Source data
• • •
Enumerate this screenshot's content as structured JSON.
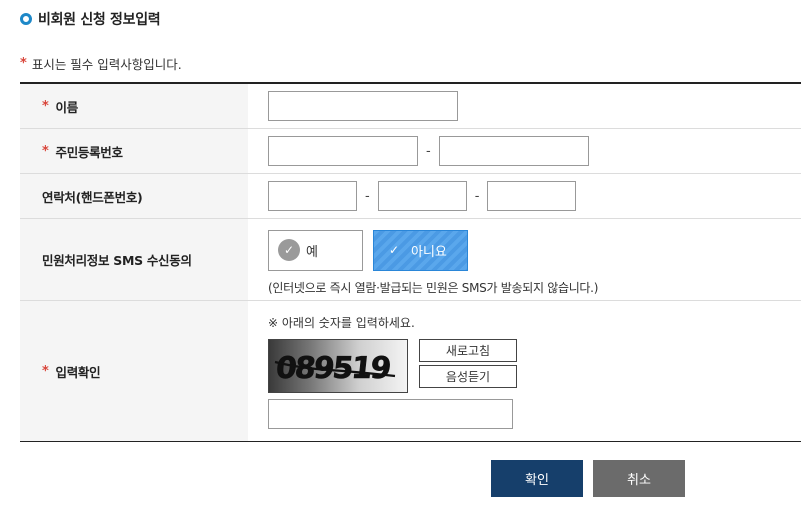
{
  "page": {
    "title": "비회원 신청 정보입력",
    "required_note": "표시는 필수 입력사항입니다.",
    "required_mark": "*"
  },
  "fields": {
    "name": {
      "label": "이름",
      "value": ""
    },
    "rrn": {
      "label": "주민등록번호",
      "separator": "-",
      "part1": "",
      "part2": ""
    },
    "phone": {
      "label": "연락처(핸드폰번호)",
      "separator": "-",
      "part1": "",
      "part2": "",
      "part3": ""
    },
    "sms": {
      "label": "민원처리정보 SMS 수신동의",
      "options": [
        {
          "label": "예",
          "selected": false
        },
        {
          "label": "아니요",
          "selected": true
        }
      ],
      "note": "(인터넷으로 즉시 열람·발급되는 민원은 SMS가 발송되지 않습니다.)"
    },
    "captcha": {
      "label": "입력확인",
      "guide": "※ 아래의 숫자를 입력하세요.",
      "code": "089519",
      "refresh_label": "새로고침",
      "audio_label": "음성듣기",
      "value": ""
    }
  },
  "buttons": {
    "confirm": "확인",
    "cancel": "취소"
  },
  "colors": {
    "accent": "#1e88c8",
    "required": "#d9453a",
    "selected": "#4b9ae4",
    "confirm_bg": "#163f6b",
    "cancel_bg": "#6b6b6b"
  }
}
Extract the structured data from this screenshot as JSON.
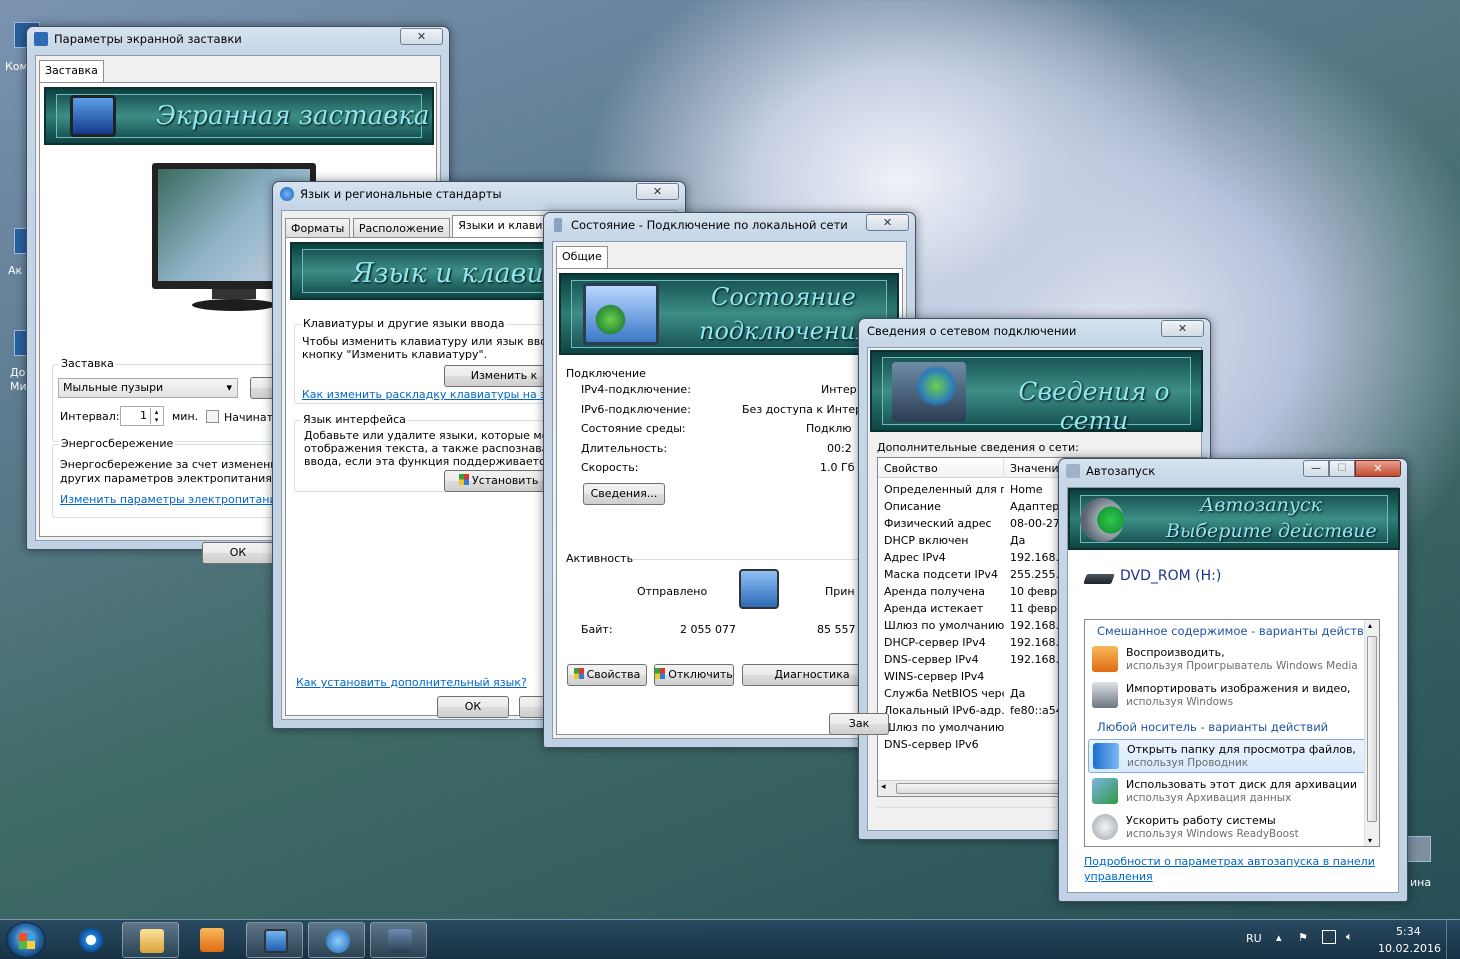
{
  "desktop": {
    "labels": [
      "Ком",
      "Ак",
      "До",
      "Ми",
      "ина"
    ]
  },
  "screensaver_window": {
    "title": "Параметры экранной заставки",
    "close": "✕",
    "tab": "Заставка",
    "banner": "Экранная заставка",
    "group_saver": "Заставка",
    "saver_value": "Мыльные пузыри",
    "params_btn": "Пар",
    "interval_label": "Интервал:",
    "interval_value": "1",
    "minutes": "мин.",
    "start_label": "Начинать",
    "group_energy": "Энергосбережение",
    "energy_text1": "Энергосбережение за счет изменения ярк",
    "energy_text2": "других параметров электропитания.",
    "energy_link": "Изменить параметры электропитания...",
    "ok": "ОК"
  },
  "region_window": {
    "title": "Язык и региональные стандарты",
    "close": "✕",
    "tabs": [
      "Форматы",
      "Расположение",
      "Языки и клавиатур"
    ],
    "banner": "Язык и клавиат",
    "group_keyboards": "Клавиатуры и другие языки ввода",
    "kb_text1": "Чтобы изменить клавиатуру или язык ввода т",
    "kb_text2": "кнопку \"Изменить клавиатуру\".",
    "change_btn": "Изменить к",
    "kb_link": "Как изменить раскладку клавиатуры на экра",
    "group_ui": "Язык интерфейса",
    "ui_text1": "Добавьте или удалите языки, которые могут",
    "ui_text2": "отображения текста, а также распознавания",
    "ui_text3": "ввода, если эта функция поддерживается.",
    "install_btn": "Установить и",
    "lang_link": "Как установить дополнительный язык?",
    "ok": "ОК",
    "cancel": "О"
  },
  "status_window": {
    "title": "Состояние - Подключение по локальной сети",
    "close": "✕",
    "tab": "Общие",
    "banner1": "Состояние",
    "banner2": "подключения",
    "section_connection": "Подключение",
    "rows": [
      {
        "k": "IPv4-подключение:",
        "v": "Интер"
      },
      {
        "k": "IPv6-подключение:",
        "v": "Без доступа к Интерн"
      },
      {
        "k": "Состояние среды:",
        "v": "Подклю"
      },
      {
        "k": "Длительность:",
        "v": "00:2"
      },
      {
        "k": "Скорость:",
        "v": "1.0 Гб"
      }
    ],
    "details_btn": "Сведения...",
    "section_activity": "Активность",
    "sent": "Отправлено",
    "received": "Прин",
    "bytes": "Байт:",
    "bytes_sent": "2 055 077",
    "bytes_recv": "85 557",
    "props_btn": "Свойства",
    "disable_btn": "Отключить",
    "diag_btn": "Диагностика"
  },
  "details_window": {
    "title": "Сведения о сетевом подключении",
    "close": "✕",
    "banner": "Сведения о сети",
    "subtitle": "Дополнительные сведения о сети:",
    "columns": [
      "Свойство",
      "Значение"
    ],
    "rows": [
      {
        "k": "Определенный для п...",
        "v": "Home"
      },
      {
        "k": "Описание",
        "v": "Адаптер р"
      },
      {
        "k": "Физический адрес",
        "v": "08-00-27-"
      },
      {
        "k": "DHCP включен",
        "v": "Да"
      },
      {
        "k": "Адрес IPv4",
        "v": "192.168.1"
      },
      {
        "k": "Маска подсети IPv4",
        "v": "255.255.2"
      },
      {
        "k": "Аренда получена",
        "v": "10 февра"
      },
      {
        "k": "Аренда истекает",
        "v": "11 февра"
      },
      {
        "k": "Шлюз по умолчанию I...",
        "v": "192.168.1"
      },
      {
        "k": "DHCP-сервер IPv4",
        "v": "192.168.1"
      },
      {
        "k": "DNS-сервер IPv4",
        "v": "192.168.1"
      },
      {
        "k": "WINS-сервер IPv4",
        "v": ""
      },
      {
        "k": "Служба NetBIOS чере...",
        "v": "Да"
      },
      {
        "k": "Локальный IPv6-адр...",
        "v": "fe80::a54"
      },
      {
        "k": "Шлюз по умолчанию I...",
        "v": ""
      },
      {
        "k": "DNS-сервер IPv6",
        "v": ""
      }
    ],
    "close_btn": "Зак"
  },
  "autoplay_window": {
    "title": "Автозапуск",
    "min": "—",
    "max": "☐",
    "close": "✕",
    "banner1": "Автозапуск",
    "banner2": "Выберите действие",
    "drive": "DVD_ROM (H:)",
    "section_mixed": "Смешанное содержимое - варианты действ...",
    "items_mixed": [
      {
        "a": "Воспроизводить,",
        "b": "используя Проигрыватель Windows Media",
        "icon": "media-player-icon"
      },
      {
        "a": "Импортировать изображения и видео,",
        "b": "используя Windows",
        "icon": "camera-icon"
      }
    ],
    "section_any": "Любой носитель - варианты действий",
    "items_any": [
      {
        "a": "Открыть папку для просмотра файлов,",
        "b": "используя Проводник",
        "icon": "folder-icon"
      },
      {
        "a": "Использовать этот диск для архивации",
        "b": "используя Архивация данных",
        "icon": "backup-icon"
      },
      {
        "a": "Ускорить работу системы",
        "b": "используя Windows ReadyBoost",
        "icon": "readyboost-icon"
      }
    ],
    "link1": "Подробности о параметрах автозапуска в панели",
    "link2": "управления"
  },
  "taskbar": {
    "lang": "RU",
    "time": "5:34",
    "date": "10.02.2016"
  }
}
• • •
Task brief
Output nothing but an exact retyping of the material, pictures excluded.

Result of the exercise
Enumerate this screenshot's content as structured JSON.
{
  "page": {
    "title": "비회원 신청 정보입력",
    "required_note": "표시는 필수 입력사항입니다.",
    "required_mark": "*"
  },
  "fields": {
    "name": {
      "label": "이름",
      "value": ""
    },
    "rrn": {
      "label": "주민등록번호",
      "separator": "-",
      "part1": "",
      "part2": ""
    },
    "phone": {
      "label": "연락처(핸드폰번호)",
      "separator": "-",
      "part1": "",
      "part2": "",
      "part3": ""
    },
    "sms": {
      "label": "민원처리정보 SMS 수신동의",
      "options": [
        {
          "label": "예",
          "selected": false
        },
        {
          "label": "아니요",
          "selected": true
        }
      ],
      "note": "(인터넷으로 즉시 열람·발급되는 민원은 SMS가 발송되지 않습니다.)"
    },
    "captcha": {
      "label": "입력확인",
      "guide": "※ 아래의 숫자를 입력하세요.",
      "code": "089519",
      "refresh_label": "새로고침",
      "audio_label": "음성듣기",
      "value": ""
    }
  },
  "buttons": {
    "confirm": "확인",
    "cancel": "취소"
  },
  "colors": {
    "accent": "#1e88c8",
    "required": "#d9453a",
    "selected": "#4b9ae4",
    "confirm_bg": "#163f6b",
    "cancel_bg": "#6b6b6b"
  }
}
Extract the structured data from this screenshot as JSON.
{
  "desktop": {
    "labels": [
      "Ком",
      "Ак",
      "До",
      "Ми",
      "ина"
    ]
  },
  "screensaver_window": {
    "title": "Параметры экранной заставки",
    "close": "✕",
    "tab": "Заставка",
    "banner": "Экранная заставка",
    "group_saver": "Заставка",
    "saver_value": "Мыльные пузыри",
    "params_btn": "Пар",
    "interval_label": "Интервал:",
    "interval_value": "1",
    "minutes": "мин.",
    "start_label": "Начинать",
    "group_energy": "Энергосбережение",
    "energy_text1": "Энергосбережение за счет изменения ярк",
    "energy_text2": "других параметров электропитания.",
    "energy_link": "Изменить параметры электропитания...",
    "ok": "ОК"
  },
  "region_window": {
    "title": "Язык и региональные стандарты",
    "close": "✕",
    "tabs": [
      "Форматы",
      "Расположение",
      "Языки и клавиатур"
    ],
    "banner": "Язык и клавиат",
    "group_keyboards": "Клавиатуры и другие языки ввода",
    "kb_text1": "Чтобы изменить клавиатуру или язык ввода т",
    "kb_text2": "кнопку \"Изменить клавиатуру\".",
    "change_btn": "Изменить к",
    "kb_link": "Как изменить раскладку клавиатуры на экра",
    "group_ui": "Язык интерфейса",
    "ui_text1": "Добавьте или удалите языки, которые могут",
    "ui_text2": "отображения текста, а также распознавания",
    "ui_text3": "ввода, если эта функция поддерживается.",
    "install_btn": "Установить и",
    "lang_link": "Как установить дополнительный язык?",
    "ok": "ОК",
    "cancel": "О"
  },
  "status_window": {
    "title": "Состояние - Подключение по локальной сети",
    "close": "✕",
    "tab": "Общие",
    "banner1": "Состояние",
    "banner2": "подключения",
    "section_connection": "Подключение",
    "rows": [
      {
        "k": "IPv4-подключение:",
        "v": "Интер"
      },
      {
        "k": "IPv6-подключение:",
        "v": "Без доступа к Интерн"
      },
      {
        "k": "Состояние среды:",
        "v": "Подклю"
      },
      {
        "k": "Длительность:",
        "v": "00:2"
      },
      {
        "k": "Скорость:",
        "v": "1.0 Гб"
      }
    ],
    "details_btn": "Сведения...",
    "section_activity": "Активность",
    "sent": "Отправлено",
    "received": "Прин",
    "bytes": "Байт:",
    "bytes_sent": "2 055 077",
    "bytes_recv": "85 557",
    "props_btn": "Свойства",
    "disable_btn": "Отключить",
    "diag_btn": "Диагностика"
  },
  "details_window": {
    "title": "Сведения о сетевом подключении",
    "close": "✕",
    "banner": "Сведения о сети",
    "subtitle": "Дополнительные сведения о сети:",
    "columns": [
      "Свойство",
      "Значение"
    ],
    "rows": [
      {
        "k": "Определенный для п...",
        "v": "Home"
      },
      {
        "k": "Описание",
        "v": "Адаптер р"
      },
      {
        "k": "Физический адрес",
        "v": "08-00-27-"
      },
      {
        "k": "DHCP включен",
        "v": "Да"
      },
      {
        "k": "Адрес IPv4",
        "v": "192.168.1"
      },
      {
        "k": "Маска подсети IPv4",
        "v": "255.255.2"
      },
      {
        "k": "Аренда получена",
        "v": "10 февра"
      },
      {
        "k": "Аренда истекает",
        "v": "11 февра"
      },
      {
        "k": "Шлюз по умолчанию I...",
        "v": "192.168.1"
      },
      {
        "k": "DHCP-сервер IPv4",
        "v": "192.168.1"
      },
      {
        "k": "DNS-сервер IPv4",
        "v": "192.168.1"
      },
      {
        "k": "WINS-сервер IPv4",
        "v": ""
      },
      {
        "k": "Служба NetBIOS чере...",
        "v": "Да"
      },
      {
        "k": "Локальный IPv6-адр...",
        "v": "fe80::a54"
      },
      {
        "k": "Шлюз по умолчанию I...",
        "v": ""
      },
      {
        "k": "DNS-сервер IPv6",
        "v": ""
      }
    ],
    "close_btn": "Зак"
  },
  "autoplay_window": {
    "title": "Автозапуск",
    "min": "—",
    "max": "☐",
    "close": "✕",
    "banner1": "Автозапуск",
    "banner2": "Выберите действие",
    "drive": "DVD_ROM (H:)",
    "section_mixed": "Смешанное содержимое - варианты действ...",
    "items_mixed": [
      {
        "a": "Воспроизводить,",
        "b": "используя Проигрыватель Windows Media",
        "icon": "media-player-icon"
      },
      {
        "a": "Импортировать изображения и видео,",
        "b": "используя Windows",
        "icon": "camera-icon"
      }
    ],
    "section_any": "Любой носитель - варианты действий",
    "items_any": [
      {
        "a": "Открыть папку для просмотра файлов,",
        "b": "используя Проводник",
        "icon": "folder-icon"
      },
      {
        "a": "Использовать этот диск для архивации",
        "b": "используя Архивация данных",
        "icon": "backup-icon"
      },
      {
        "a": "Ускорить работу системы",
        "b": "используя Windows ReadyBoost",
        "icon": "readyboost-icon"
      }
    ],
    "link1": "Подробности о параметрах автозапуска в панели",
    "link2": "управления"
  },
  "taskbar": {
    "lang": "RU",
    "time": "5:34",
    "date": "10.02.2016"
  }
}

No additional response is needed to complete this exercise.